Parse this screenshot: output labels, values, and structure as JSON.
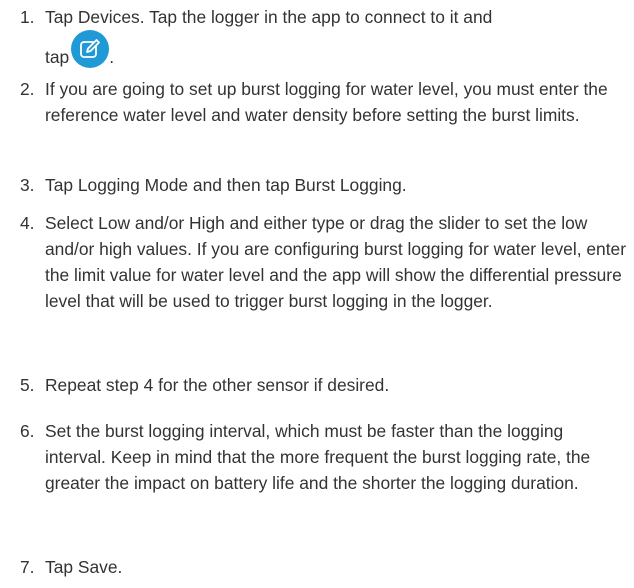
{
  "steps": [
    {
      "number": "1.",
      "text": "Tap Devices. Tap the logger in the app to connect to it and",
      "text_after": "tap",
      "text_end": "."
    },
    {
      "number": "2.",
      "text": "If you are going to set up burst logging for water level, you must enter the reference water level and water density before setting the burst limits."
    },
    {
      "number": "3.",
      "text": "Tap Logging Mode and then tap Burst Logging."
    },
    {
      "number": "4.",
      "text": "Select Low and/or High and either type or drag the slider to set the low and/or high values. If you are configuring burst logging for water level, enter the limit value for water level and the app will show the differential pressure level that will be used to trigger burst logging in the logger."
    },
    {
      "number": "5.",
      "text": "Repeat step 4 for the other sensor if desired."
    },
    {
      "number": "6.",
      "text": "Set the burst logging interval, which must be faster than the logging interval. Keep in mind that the more frequent the burst logging rate, the greater the impact on battery life and the shorter the logging duration."
    },
    {
      "number": "7.",
      "text": "Tap Save."
    }
  ],
  "icons": {
    "edit": "edit-icon",
    "edit_color": "#1f9ad6"
  }
}
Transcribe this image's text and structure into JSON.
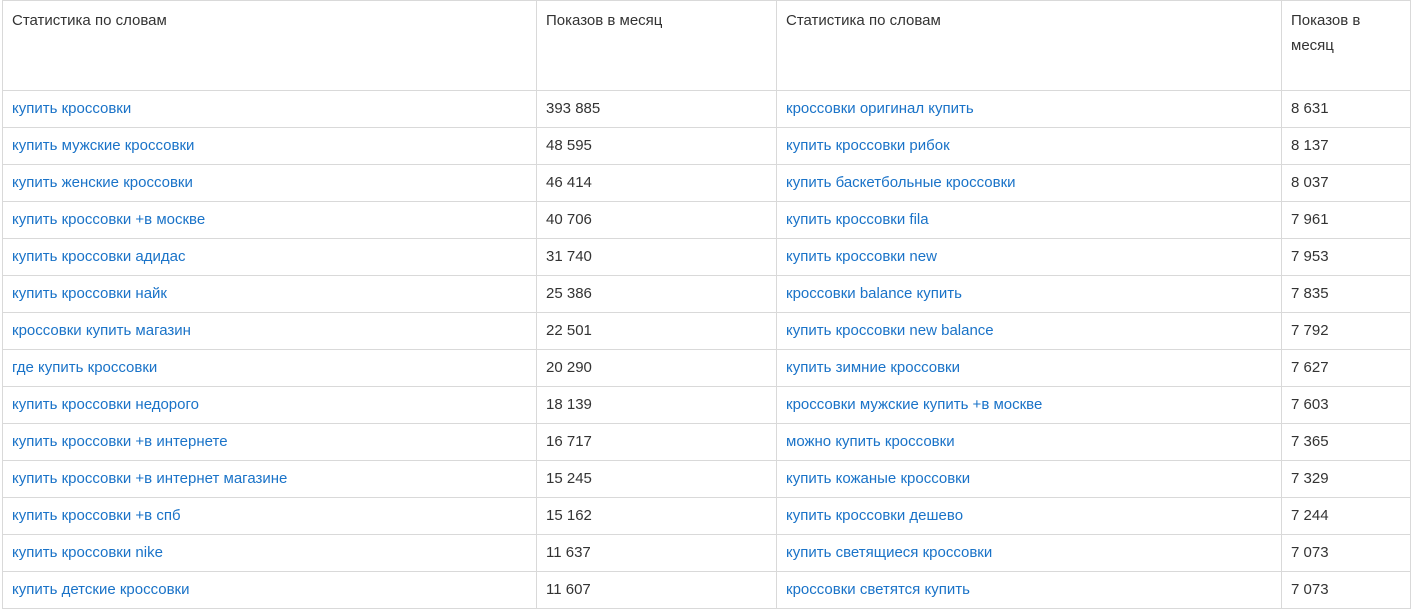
{
  "table": {
    "headers": [
      "Статистика по словам",
      "Показов в месяц",
      "Статистика по словам",
      "Показов в месяц"
    ],
    "rows": [
      {
        "left_keyword": "купить кроссовки",
        "left_count": "393 885",
        "right_keyword": "кроссовки оригинал купить",
        "right_count": "8 631"
      },
      {
        "left_keyword": "купить мужские кроссовки",
        "left_count": "48 595",
        "right_keyword": "купить кроссовки рибок",
        "right_count": "8 137"
      },
      {
        "left_keyword": "купить женские кроссовки",
        "left_count": "46 414",
        "right_keyword": "купить баскетбольные кроссовки",
        "right_count": "8 037"
      },
      {
        "left_keyword": "купить кроссовки +в москве",
        "left_count": "40 706",
        "right_keyword": "купить кроссовки fila",
        "right_count": "7 961"
      },
      {
        "left_keyword": "купить кроссовки адидас",
        "left_count": "31 740",
        "right_keyword": "купить кроссовки new",
        "right_count": "7 953"
      },
      {
        "left_keyword": "купить кроссовки найк",
        "left_count": "25 386",
        "right_keyword": "кроссовки balance купить",
        "right_count": "7 835"
      },
      {
        "left_keyword": "кроссовки купить магазин",
        "left_count": "22 501",
        "right_keyword": "купить кроссовки new balance",
        "right_count": "7 792"
      },
      {
        "left_keyword": "где купить кроссовки",
        "left_count": "20 290",
        "right_keyword": "купить зимние кроссовки",
        "right_count": "7 627"
      },
      {
        "left_keyword": "купить кроссовки недорого",
        "left_count": "18 139",
        "right_keyword": "кроссовки мужские купить +в москве",
        "right_count": "7 603"
      },
      {
        "left_keyword": "купить кроссовки +в интернете",
        "left_count": "16 717",
        "right_keyword": "можно купить кроссовки",
        "right_count": "7 365"
      },
      {
        "left_keyword": "купить кроссовки +в интернет магазине",
        "left_count": "15 245",
        "right_keyword": "купить кожаные кроссовки",
        "right_count": "7 329"
      },
      {
        "left_keyword": "купить кроссовки +в спб",
        "left_count": "15 162",
        "right_keyword": "купить кроссовки дешево",
        "right_count": "7 244"
      },
      {
        "left_keyword": "купить кроссовки nike",
        "left_count": "11 637",
        "right_keyword": "купить светящиеся кроссовки",
        "right_count": "7 073"
      },
      {
        "left_keyword": "купить детские кроссовки",
        "left_count": "11 607",
        "right_keyword": "кроссовки светятся купить",
        "right_count": "7 073"
      }
    ]
  },
  "colors": {
    "link": "#1a73c8",
    "text": "#333333",
    "border": "#d9d9d9"
  }
}
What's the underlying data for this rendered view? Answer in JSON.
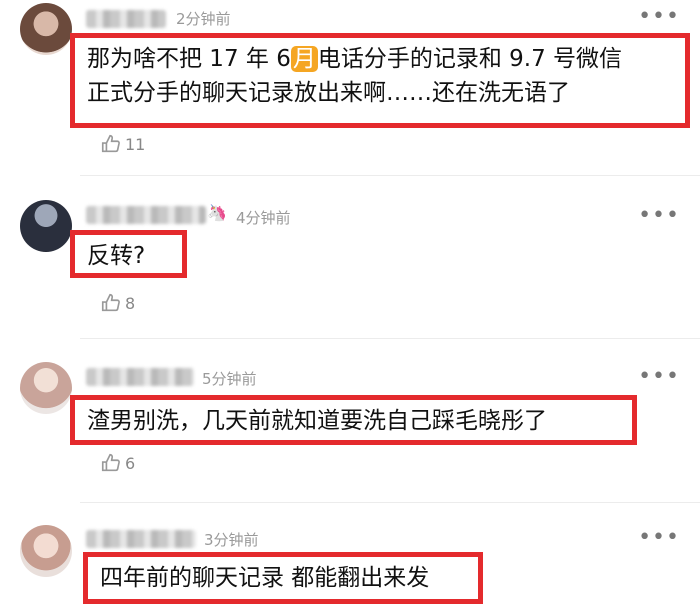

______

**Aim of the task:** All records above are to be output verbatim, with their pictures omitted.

**Output below:**
Parse this screenshot: output labels, values, and structure as JSON.
{
  "steps": [
    {
      "number": "1.",
      "text": "Tap Devices. Tap the logger in the app to connect to it and",
      "text_after": "tap",
      "text_end": "."
    },
    {
      "number": "2.",
      "text": "If you are going to set up burst logging for water level, you must enter the reference water level and water density before setting the burst limits."
    },
    {
      "number": "3.",
      "text": "Tap Logging Mode and then tap Burst Logging."
    },
    {
      "number": "4.",
      "text": "Select Low and/or High and either type or drag the slider to set the low and/or high values. If you are configuring burst logging for water level, enter the limit value for water level and the app will show the differential pressure level that will be used to trigger burst logging in the logger."
    },
    {
      "number": "5.",
      "text": "Repeat step 4 for the other sensor if desired."
    },
    {
      "number": "6.",
      "text": "Set the burst logging interval, which must be faster than the logging interval. Keep in mind that the more frequent the burst logging rate, the greater the impact on battery life and the shorter the logging duration."
    },
    {
      "number": "7.",
      "text": "Tap Save."
    }
  ],
  "icons": {
    "edit": "edit-icon",
    "edit_color": "#1f9ad6"
  }
}
Transcribe this image's text and structure into JSON.
{
  "table": {
    "headers": [
      "Статистика по словам",
      "Показов в месяц",
      "Статистика по словам",
      "Показов в месяц"
    ],
    "rows": [
      {
        "left_keyword": "купить кроссовки",
        "left_count": "393 885",
        "right_keyword": "кроссовки оригинал купить",
        "right_count": "8 631"
      },
      {
        "left_keyword": "купить мужские кроссовки",
        "left_count": "48 595",
        "right_keyword": "купить кроссовки рибок",
        "right_count": "8 137"
      },
      {
        "left_keyword": "купить женские кроссовки",
        "left_count": "46 414",
        "right_keyword": "купить баскетбольные кроссовки",
        "right_count": "8 037"
      },
      {
        "left_keyword": "купить кроссовки +в москве",
        "left_count": "40 706",
        "right_keyword": "купить кроссовки fila",
        "right_count": "7 961"
      },
      {
        "left_keyword": "купить кроссовки адидас",
        "left_count": "31 740",
        "right_keyword": "купить кроссовки new",
        "right_count": "7 953"
      },
      {
        "left_keyword": "купить кроссовки найк",
        "left_count": "25 386",
        "right_keyword": "кроссовки balance купить",
        "right_count": "7 835"
      },
      {
        "left_keyword": "кроссовки купить магазин",
        "left_count": "22 501",
        "right_keyword": "купить кроссовки new balance",
        "right_count": "7 792"
      },
      {
        "left_keyword": "где купить кроссовки",
        "left_count": "20 290",
        "right_keyword": "купить зимние кроссовки",
        "right_count": "7 627"
      },
      {
        "left_keyword": "купить кроссовки недорого",
        "left_count": "18 139",
        "right_keyword": "кроссовки мужские купить +в москве",
        "right_count": "7 603"
      },
      {
        "left_keyword": "купить кроссовки +в интернете",
        "left_count": "16 717",
        "right_keyword": "можно купить кроссовки",
        "right_count": "7 365"
      },
      {
        "left_keyword": "купить кроссовки +в интернет магазине",
        "left_count": "15 245",
        "right_keyword": "купить кожаные кроссовки",
        "right_count": "7 329"
      },
      {
        "left_keyword": "купить кроссовки +в спб",
        "left_count": "15 162",
        "right_keyword": "купить кроссовки дешево",
        "right_count": "7 244"
      },
      {
        "left_keyword": "купить кроссовки nike",
        "left_count": "11 637",
        "right_keyword": "купить светящиеся кроссовки",
        "right_count": "7 073"
      },
      {
        "left_keyword": "купить детские кроссовки",
        "left_count": "11 607",
        "right_keyword": "кроссовки светятся купить",
        "right_count": "7 073"
      }
    ]
  },
  "colors": {
    "link": "#1a73c8",
    "text": "#333333",
    "border": "#d9d9d9"
  }
}
What's the underlying data for this rendered view? Answer in JSON.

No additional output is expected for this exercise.